Segment Start: Input data
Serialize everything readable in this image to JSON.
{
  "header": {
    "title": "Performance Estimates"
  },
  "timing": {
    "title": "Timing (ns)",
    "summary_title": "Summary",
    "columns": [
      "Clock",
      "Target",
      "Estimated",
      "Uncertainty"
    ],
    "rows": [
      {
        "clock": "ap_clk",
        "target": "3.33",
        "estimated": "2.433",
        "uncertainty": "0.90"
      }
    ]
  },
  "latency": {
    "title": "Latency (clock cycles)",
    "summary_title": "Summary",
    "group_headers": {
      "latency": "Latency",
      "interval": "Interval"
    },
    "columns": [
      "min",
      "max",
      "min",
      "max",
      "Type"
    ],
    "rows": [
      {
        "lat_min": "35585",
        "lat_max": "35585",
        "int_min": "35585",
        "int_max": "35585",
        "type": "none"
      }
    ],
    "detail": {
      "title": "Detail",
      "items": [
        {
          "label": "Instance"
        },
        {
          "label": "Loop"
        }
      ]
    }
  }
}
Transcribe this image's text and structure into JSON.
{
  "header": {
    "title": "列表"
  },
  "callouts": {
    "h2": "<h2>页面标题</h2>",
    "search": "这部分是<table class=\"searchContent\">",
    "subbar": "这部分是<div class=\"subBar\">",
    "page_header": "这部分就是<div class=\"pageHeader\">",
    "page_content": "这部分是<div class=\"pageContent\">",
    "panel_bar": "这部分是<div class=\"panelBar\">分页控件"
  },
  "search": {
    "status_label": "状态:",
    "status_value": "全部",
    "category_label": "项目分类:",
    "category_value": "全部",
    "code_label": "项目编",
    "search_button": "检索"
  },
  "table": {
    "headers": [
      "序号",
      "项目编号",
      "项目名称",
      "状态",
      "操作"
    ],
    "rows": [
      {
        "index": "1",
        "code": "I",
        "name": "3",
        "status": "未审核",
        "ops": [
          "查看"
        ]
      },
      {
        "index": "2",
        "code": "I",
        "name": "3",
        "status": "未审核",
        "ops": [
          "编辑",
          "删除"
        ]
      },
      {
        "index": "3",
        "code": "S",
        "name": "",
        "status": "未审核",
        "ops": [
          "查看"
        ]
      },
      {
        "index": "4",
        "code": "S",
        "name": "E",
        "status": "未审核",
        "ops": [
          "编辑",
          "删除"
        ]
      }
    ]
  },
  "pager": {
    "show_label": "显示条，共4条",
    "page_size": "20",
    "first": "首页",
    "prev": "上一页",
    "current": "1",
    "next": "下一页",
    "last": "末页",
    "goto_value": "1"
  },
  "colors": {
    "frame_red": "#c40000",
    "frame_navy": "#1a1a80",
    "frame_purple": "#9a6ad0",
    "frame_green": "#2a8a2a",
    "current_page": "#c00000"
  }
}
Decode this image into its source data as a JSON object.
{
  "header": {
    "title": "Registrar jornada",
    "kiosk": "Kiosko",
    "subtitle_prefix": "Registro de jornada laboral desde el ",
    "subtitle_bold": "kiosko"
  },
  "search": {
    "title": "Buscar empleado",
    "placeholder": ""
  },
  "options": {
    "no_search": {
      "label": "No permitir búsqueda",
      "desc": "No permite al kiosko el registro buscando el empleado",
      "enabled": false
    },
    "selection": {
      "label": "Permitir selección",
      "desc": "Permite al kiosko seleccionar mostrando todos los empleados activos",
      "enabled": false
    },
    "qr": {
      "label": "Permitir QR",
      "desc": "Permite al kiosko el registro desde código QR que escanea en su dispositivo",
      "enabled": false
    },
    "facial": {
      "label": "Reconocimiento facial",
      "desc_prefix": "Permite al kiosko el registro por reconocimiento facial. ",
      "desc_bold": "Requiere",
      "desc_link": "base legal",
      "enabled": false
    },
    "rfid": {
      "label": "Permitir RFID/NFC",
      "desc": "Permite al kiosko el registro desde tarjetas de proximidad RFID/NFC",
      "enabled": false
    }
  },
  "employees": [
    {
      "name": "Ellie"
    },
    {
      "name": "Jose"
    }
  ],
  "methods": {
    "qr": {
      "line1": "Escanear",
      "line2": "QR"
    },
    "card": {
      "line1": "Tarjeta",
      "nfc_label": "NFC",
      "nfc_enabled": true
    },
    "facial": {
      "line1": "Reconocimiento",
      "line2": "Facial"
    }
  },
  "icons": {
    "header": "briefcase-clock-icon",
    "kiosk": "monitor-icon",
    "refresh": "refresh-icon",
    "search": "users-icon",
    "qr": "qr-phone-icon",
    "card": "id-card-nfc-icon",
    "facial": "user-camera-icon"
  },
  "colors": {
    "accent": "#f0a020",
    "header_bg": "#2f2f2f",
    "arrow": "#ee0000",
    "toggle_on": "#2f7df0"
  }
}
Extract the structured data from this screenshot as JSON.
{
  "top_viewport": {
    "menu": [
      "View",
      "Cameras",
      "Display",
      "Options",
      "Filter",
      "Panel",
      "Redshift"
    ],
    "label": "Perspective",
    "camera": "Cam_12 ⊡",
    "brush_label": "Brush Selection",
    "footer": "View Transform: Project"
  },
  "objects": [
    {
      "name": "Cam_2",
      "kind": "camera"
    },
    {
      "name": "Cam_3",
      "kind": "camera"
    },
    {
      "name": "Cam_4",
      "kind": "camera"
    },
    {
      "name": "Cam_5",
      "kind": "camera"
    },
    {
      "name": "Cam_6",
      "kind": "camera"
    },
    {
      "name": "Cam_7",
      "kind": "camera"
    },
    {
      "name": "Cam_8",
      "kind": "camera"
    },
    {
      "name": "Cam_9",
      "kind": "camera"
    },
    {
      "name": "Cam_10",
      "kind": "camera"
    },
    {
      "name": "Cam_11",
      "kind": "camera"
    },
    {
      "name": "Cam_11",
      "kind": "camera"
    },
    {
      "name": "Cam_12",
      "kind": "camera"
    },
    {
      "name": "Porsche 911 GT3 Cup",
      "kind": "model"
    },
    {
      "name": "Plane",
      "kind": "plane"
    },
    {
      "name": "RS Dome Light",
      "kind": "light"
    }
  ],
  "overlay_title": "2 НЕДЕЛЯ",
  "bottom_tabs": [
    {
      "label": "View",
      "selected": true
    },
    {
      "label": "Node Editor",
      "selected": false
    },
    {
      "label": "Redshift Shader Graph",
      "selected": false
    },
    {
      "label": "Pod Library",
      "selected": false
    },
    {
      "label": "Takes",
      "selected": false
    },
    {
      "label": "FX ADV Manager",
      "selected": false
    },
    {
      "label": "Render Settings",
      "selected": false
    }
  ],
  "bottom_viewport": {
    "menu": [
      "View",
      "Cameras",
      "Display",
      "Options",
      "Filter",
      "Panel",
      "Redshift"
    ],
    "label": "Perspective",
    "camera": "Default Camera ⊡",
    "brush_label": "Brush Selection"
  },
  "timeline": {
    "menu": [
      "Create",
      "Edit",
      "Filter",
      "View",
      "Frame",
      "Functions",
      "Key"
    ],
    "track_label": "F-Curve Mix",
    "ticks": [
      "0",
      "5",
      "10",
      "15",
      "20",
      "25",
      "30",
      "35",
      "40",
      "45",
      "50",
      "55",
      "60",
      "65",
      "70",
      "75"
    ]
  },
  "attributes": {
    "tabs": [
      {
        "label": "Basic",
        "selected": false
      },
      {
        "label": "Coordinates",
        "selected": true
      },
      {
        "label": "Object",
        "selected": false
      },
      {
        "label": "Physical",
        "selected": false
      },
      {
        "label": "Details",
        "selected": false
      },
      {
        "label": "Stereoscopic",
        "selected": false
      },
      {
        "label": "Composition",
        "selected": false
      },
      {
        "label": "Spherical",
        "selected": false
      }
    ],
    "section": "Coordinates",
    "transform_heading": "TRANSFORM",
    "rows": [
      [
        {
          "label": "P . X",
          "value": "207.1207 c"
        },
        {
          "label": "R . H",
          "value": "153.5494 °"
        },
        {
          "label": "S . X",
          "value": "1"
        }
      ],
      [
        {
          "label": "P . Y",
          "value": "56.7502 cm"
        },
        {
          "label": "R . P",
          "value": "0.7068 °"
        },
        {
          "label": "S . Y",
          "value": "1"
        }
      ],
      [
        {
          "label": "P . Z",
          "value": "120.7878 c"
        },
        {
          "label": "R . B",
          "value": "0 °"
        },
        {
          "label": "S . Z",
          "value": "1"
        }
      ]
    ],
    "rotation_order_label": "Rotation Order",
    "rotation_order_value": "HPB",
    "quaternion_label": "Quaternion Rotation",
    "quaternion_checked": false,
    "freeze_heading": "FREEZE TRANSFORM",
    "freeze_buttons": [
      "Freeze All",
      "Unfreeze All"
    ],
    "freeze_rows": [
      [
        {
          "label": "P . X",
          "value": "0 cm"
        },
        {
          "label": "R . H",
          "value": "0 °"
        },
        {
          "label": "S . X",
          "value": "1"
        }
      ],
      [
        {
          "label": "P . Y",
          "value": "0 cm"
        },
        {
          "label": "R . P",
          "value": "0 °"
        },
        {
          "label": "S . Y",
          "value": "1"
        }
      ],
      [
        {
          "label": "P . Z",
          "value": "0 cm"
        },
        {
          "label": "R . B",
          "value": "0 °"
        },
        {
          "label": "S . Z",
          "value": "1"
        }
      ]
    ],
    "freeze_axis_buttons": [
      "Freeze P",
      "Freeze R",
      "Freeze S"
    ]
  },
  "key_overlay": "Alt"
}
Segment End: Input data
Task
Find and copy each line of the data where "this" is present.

Exercise solution
Serialize everything readable in this image to JSON.
Transcribe this image's text and structure into JSON.
Decode this image into its source data as a JSON object.
Extract the structured data from this screenshot as JSON.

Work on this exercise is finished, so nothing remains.